Who Carries the Can?

Posted by on Mar 22, 2018 in Architecture

Who Carries the Can?

We often have clients who want to handle their project without our assistance when it comes to the site phase. Whilst we are happy to tailor our service to suit the client’s requirements, it is important to clarify who is responsible for the quality of the project should the Architect be left out of the picture.

You may be surprised.

If a client goes it alone on a building project, they are reliant on the statutory process for ensuring the quality of the workmanship and adherence to the design. At completion of the project there is a 2 stage process.

Firstly, the Relevant Person (defined as the building owner, applicant or client) signs the Completion Certificate stating:

This completion certificate is confirmation that the work was carried out and/or conversion* made in accordance with the building warrant.

This completion certificate also confirms that in the case of work for the construction of a building, the building as constructed complies with the building regulations; that in the case of the provision of services, fittings or equipment in or in connection with a building that the services, fittings or equipment provided comply with building regulations; and in the case of conversion of a building that the building as converted complies with building regulations.

Can a client comfortably put their name to such a statement without professional input?

So, for the second stage which is the inspection by the Building Standards Officer.

Many clients think they can rely on the local authority to “certify” the work carried out but this is actually what they declare on the Notice of Acceptance of Completion Certificate:

We confirm as verifiers, so far as we are able to ascertain after making reasonable enquiry, that we are satisfied the work which is subject of the above completion certificate has now been competed in accordance with that certificate and the warrant detailed above.

One huge caveat leaving the client very much on the hook should things start to unravel.

Compare this to a Certificate of Practical Completion signed by an Architect or Surveyor at the end of a project stating that the works carried out are in full accordance with the contract (Drawings, Specification and Schedules) and that should any defect come to light within a set period of time from completion (usually 12months) these will be rectified under the terms of the contract.

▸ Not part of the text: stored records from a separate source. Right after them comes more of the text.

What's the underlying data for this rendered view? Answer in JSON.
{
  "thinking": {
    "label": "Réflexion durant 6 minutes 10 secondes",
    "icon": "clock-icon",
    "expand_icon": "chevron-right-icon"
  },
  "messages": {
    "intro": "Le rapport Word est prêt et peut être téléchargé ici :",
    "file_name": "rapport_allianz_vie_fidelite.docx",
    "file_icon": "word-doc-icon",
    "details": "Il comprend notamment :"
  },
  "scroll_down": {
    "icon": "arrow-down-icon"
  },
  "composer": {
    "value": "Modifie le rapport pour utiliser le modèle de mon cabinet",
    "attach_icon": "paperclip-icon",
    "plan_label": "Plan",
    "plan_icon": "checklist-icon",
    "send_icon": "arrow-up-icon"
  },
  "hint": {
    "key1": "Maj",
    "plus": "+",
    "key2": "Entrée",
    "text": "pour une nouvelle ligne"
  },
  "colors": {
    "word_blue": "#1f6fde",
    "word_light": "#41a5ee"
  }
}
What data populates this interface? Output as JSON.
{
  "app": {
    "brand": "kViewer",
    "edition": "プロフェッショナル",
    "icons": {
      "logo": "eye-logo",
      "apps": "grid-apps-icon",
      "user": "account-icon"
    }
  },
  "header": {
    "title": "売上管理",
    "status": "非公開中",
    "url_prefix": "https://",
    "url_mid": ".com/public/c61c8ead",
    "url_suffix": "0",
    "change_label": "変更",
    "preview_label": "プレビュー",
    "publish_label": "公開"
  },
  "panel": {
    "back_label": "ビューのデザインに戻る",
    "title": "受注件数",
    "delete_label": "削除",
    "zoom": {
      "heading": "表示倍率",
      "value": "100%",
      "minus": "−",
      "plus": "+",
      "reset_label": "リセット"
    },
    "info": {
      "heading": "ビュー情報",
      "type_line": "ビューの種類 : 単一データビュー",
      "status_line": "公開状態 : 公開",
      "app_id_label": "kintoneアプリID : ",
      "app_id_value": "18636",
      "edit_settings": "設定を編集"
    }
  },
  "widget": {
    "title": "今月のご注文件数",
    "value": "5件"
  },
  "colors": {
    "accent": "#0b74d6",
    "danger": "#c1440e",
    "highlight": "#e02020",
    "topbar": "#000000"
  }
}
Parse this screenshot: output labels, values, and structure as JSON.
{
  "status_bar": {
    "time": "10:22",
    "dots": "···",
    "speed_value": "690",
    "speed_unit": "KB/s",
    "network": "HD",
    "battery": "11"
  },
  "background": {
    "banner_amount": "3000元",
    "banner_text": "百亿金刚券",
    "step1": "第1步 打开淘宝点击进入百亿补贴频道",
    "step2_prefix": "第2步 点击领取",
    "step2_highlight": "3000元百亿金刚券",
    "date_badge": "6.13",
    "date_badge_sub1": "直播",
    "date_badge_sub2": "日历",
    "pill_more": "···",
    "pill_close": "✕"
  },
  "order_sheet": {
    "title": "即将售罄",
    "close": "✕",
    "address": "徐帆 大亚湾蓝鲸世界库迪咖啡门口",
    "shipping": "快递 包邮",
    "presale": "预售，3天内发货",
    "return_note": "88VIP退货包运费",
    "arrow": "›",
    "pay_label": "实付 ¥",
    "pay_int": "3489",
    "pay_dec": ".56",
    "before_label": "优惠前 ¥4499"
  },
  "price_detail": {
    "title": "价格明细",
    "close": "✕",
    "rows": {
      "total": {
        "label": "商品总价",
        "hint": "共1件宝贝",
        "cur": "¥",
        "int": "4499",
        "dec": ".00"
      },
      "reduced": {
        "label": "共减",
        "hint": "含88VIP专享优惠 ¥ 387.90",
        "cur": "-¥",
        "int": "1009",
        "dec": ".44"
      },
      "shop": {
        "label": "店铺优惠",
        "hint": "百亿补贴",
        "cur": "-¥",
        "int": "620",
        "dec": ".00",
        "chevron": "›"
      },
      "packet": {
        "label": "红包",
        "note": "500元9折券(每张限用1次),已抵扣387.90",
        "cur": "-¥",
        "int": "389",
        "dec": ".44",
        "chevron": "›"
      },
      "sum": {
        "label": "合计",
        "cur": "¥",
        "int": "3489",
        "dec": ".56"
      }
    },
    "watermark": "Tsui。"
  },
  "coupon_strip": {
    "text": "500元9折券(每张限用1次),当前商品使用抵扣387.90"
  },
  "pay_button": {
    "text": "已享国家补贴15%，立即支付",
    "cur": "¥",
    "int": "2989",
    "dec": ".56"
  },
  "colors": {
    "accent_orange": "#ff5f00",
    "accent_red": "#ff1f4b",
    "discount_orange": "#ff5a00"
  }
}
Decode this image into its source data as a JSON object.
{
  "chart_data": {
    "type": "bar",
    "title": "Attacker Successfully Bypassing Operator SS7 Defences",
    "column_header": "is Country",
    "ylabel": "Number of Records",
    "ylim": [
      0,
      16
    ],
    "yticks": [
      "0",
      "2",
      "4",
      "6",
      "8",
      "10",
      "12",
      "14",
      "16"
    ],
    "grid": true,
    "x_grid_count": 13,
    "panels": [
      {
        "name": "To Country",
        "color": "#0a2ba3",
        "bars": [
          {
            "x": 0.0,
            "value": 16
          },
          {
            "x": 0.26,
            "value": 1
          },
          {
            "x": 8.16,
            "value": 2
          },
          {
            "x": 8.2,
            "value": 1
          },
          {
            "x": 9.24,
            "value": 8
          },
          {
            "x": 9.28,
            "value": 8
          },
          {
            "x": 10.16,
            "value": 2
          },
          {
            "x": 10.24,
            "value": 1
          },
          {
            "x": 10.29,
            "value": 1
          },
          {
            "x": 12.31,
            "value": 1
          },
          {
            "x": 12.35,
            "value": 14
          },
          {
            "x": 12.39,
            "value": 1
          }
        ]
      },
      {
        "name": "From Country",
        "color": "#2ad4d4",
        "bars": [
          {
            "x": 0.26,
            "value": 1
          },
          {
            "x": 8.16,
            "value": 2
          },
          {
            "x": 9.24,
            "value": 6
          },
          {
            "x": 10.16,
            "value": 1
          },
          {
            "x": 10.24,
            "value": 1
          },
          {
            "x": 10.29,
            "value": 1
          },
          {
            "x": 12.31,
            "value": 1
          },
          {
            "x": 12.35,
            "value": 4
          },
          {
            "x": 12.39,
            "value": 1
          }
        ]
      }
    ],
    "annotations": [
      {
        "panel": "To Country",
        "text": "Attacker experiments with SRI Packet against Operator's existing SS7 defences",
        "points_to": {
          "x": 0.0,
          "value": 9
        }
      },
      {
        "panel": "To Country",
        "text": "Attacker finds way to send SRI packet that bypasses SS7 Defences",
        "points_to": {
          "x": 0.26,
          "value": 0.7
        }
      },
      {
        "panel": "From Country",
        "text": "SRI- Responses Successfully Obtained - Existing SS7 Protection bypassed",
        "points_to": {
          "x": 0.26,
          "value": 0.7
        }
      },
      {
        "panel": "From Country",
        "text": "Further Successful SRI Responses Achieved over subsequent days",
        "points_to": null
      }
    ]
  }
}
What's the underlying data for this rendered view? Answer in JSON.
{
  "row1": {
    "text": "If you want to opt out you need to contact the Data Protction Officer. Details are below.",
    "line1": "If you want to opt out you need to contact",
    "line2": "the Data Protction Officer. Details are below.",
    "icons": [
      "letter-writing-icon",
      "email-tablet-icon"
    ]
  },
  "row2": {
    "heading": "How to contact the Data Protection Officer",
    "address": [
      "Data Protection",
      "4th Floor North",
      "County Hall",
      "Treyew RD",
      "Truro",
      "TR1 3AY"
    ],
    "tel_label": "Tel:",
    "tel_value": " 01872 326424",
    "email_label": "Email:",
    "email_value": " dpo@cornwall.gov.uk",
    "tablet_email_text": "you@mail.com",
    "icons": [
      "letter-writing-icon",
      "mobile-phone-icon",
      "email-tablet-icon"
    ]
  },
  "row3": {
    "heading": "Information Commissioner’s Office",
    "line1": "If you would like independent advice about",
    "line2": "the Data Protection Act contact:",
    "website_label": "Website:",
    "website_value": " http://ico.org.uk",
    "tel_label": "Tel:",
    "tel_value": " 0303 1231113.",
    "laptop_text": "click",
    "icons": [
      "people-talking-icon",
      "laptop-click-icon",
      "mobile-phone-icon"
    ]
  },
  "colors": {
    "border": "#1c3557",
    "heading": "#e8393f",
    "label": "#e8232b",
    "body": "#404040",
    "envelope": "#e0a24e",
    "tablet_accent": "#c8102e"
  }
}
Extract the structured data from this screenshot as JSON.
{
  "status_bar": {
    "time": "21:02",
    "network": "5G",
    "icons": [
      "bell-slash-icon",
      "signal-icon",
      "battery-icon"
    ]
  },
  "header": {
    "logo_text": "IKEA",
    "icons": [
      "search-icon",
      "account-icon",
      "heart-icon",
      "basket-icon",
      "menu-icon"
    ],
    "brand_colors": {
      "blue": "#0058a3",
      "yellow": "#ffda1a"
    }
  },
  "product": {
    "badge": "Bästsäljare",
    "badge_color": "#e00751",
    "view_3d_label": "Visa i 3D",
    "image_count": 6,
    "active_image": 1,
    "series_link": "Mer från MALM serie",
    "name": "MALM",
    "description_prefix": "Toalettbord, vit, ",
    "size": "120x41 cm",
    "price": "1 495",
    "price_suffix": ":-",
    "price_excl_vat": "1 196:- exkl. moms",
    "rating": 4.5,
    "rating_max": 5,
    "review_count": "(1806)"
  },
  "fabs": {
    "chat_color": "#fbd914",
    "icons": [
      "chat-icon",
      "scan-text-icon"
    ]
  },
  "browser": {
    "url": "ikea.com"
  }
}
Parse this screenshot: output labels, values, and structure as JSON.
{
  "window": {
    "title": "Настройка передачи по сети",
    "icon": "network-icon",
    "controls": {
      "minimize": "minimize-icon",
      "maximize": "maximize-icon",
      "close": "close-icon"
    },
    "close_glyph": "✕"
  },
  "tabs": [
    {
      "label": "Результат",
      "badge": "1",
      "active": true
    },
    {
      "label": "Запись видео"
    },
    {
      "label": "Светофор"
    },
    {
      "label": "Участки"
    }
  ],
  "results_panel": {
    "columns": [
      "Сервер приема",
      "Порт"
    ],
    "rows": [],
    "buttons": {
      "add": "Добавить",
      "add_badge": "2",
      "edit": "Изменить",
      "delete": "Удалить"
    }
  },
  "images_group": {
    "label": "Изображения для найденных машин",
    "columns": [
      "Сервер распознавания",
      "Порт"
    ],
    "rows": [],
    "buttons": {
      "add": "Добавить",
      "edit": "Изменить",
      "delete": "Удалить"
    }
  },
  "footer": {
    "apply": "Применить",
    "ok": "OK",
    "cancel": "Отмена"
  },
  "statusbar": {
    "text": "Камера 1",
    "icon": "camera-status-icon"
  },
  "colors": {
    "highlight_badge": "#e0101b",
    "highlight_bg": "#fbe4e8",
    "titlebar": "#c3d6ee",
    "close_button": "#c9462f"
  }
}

As I said earlier, for some projects we are happy to be side lined during the site phase. It makes sense to do so for some simple projects. However, a client need to know the responsibility they are taking on.

You have been warned!

David Johnson